Work instruction:
Copy out every entry precisely.

Dataset items:
<<<<

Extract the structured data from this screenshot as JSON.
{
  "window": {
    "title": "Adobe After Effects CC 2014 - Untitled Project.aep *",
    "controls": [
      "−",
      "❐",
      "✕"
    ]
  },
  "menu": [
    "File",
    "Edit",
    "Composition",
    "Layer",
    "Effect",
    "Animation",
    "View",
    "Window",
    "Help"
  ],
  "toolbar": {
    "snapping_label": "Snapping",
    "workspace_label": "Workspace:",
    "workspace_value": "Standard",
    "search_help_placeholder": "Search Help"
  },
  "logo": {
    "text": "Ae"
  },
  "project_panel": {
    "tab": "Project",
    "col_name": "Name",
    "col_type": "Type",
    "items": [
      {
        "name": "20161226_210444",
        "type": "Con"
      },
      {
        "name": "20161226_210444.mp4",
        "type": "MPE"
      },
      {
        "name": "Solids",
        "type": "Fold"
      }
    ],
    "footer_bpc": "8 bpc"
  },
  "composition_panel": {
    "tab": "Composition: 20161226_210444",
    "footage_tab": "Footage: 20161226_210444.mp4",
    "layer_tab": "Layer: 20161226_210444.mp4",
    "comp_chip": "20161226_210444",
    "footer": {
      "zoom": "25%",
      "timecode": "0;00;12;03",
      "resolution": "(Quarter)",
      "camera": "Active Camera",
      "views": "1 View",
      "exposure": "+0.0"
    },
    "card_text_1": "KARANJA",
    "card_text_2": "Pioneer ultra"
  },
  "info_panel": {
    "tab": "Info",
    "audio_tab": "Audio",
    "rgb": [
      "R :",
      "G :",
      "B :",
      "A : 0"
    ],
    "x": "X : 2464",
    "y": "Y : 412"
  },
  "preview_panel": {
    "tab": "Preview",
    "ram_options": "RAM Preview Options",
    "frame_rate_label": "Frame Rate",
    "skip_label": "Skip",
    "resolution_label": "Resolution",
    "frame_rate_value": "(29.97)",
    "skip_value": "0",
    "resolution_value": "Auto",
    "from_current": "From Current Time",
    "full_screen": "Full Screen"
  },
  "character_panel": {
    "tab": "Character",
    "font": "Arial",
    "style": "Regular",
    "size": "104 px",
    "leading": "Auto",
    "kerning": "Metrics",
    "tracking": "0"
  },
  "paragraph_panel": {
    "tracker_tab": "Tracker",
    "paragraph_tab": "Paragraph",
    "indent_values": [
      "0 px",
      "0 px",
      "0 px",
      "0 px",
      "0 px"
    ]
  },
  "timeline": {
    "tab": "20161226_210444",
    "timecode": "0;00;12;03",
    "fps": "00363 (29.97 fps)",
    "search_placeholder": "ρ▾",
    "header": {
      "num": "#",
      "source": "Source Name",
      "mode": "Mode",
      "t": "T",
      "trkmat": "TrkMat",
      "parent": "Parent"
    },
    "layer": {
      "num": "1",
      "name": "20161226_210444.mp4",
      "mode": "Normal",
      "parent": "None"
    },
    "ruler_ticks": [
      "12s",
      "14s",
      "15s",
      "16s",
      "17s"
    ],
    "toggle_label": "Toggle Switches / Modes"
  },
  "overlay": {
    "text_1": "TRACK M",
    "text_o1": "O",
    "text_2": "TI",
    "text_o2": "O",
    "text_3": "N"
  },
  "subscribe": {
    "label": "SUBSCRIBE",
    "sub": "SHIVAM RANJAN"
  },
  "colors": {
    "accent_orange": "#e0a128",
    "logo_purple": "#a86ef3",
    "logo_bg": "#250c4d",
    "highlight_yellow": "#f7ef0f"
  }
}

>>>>

Solution:
Extract the structured data from this screenshot as JSON.
{
  "window": {
    "title": "Adobe After Effects CC 2014 - Untitled Project.aep *",
    "controls": [
      "−",
      "❐",
      "✕"
    ]
  },
  "menu": [
    "File",
    "Edit",
    "Composition",
    "Layer",
    "Effect",
    "Animation",
    "View",
    "Window",
    "Help"
  ],
  "toolbar": {
    "snapping_label": "Snapping",
    "workspace_label": "Workspace:",
    "workspace_value": "Standard",
    "search_help_placeholder": "Search Help"
  },
  "logo": {
    "text": "Ae"
  },
  "project_panel": {
    "tab": "Project",
    "col_name": "Name",
    "col_type": "Type",
    "items": [
      {
        "name": "20161226_210444",
        "type": "Con"
      },
      {
        "name": "20161226_210444.mp4",
        "type": "MPE"
      },
      {
        "name": "Solids",
        "type": "Fold"
      }
    ],
    "footer_bpc": "8 bpc"
  },
  "composition_panel": {
    "tab": "Composition: 20161226_210444",
    "footage_tab": "Footage: 20161226_210444.mp4",
    "layer_tab": "Layer: 20161226_210444.mp4",
    "comp_chip": "20161226_210444",
    "footer": {
      "zoom": "25%",
      "timecode": "0;00;12;03",
      "resolution": "(Quarter)",
      "camera": "Active Camera",
      "views": "1 View",
      "exposure": "+0.0"
    },
    "card_text_1": "KARANJA",
    "card_text_2": "Pioneer ultra"
  },
  "info_panel": {
    "tab": "Info",
    "audio_tab": "Audio",
    "rgb": [
      "R :",
      "G :",
      "B :",
      "A : 0"
    ],
    "x": "X : 2464",
    "y": "Y : 412"
  },
  "preview_panel": {
    "tab": "Preview",
    "ram_options": "RAM Preview Options",
    "frame_rate_label": "Frame Rate",
    "skip_label": "Skip",
    "resolution_label": "Resolution",
    "frame_rate_value": "(29.97)",
    "skip_value": "0",
    "resolution_value": "Auto",
    "from_current": "From Current Time",
    "full_screen": "Full Screen"
  },
  "character_panel": {
    "tab": "Character",
    "font": "Arial",
    "style": "Regular",
    "size": "104 px",
    "leading": "Auto",
    "kerning": "Metrics",
    "tracking": "0"
  },
  "paragraph_panel": {
    "tracker_tab": "Tracker",
    "paragraph_tab": "Paragraph",
    "indent_values": [
      "0 px",
      "0 px",
      "0 px",
      "0 px",
      "0 px"
    ]
  },
  "timeline": {
    "tab": "20161226_210444",
    "timecode": "0;00;12;03",
    "fps": "00363 (29.97 fps)",
    "search_placeholder": "ρ▾",
    "header": {
      "num": "#",
      "source": "Source Name",
      "mode": "Mode",
      "t": "T",
      "trkmat": "TrkMat",
      "parent": "Parent"
    },
    "layer": {
      "num": "1",
      "name": "20161226_210444.mp4",
      "mode": "Normal",
      "parent": "None"
    },
    "ruler_ticks": [
      "12s",
      "14s",
      "15s",
      "16s",
      "17s"
    ],
    "toggle_label": "Toggle Switches / Modes"
  },
  "overlay": {
    "text_1": "TRACK M",
    "text_o1": "O",
    "text_2": "TI",
    "text_o2": "O",
    "text_3": "N"
  },
  "subscribe": {
    "label": "SUBSCRIBE",
    "sub": "SHIVAM RANJAN"
  },
  "colors": {
    "accent_orange": "#e0a128",
    "logo_purple": "#a86ef3",
    "logo_bg": "#250c4d",
    "highlight_yellow": "#f7ef0f"
  }
}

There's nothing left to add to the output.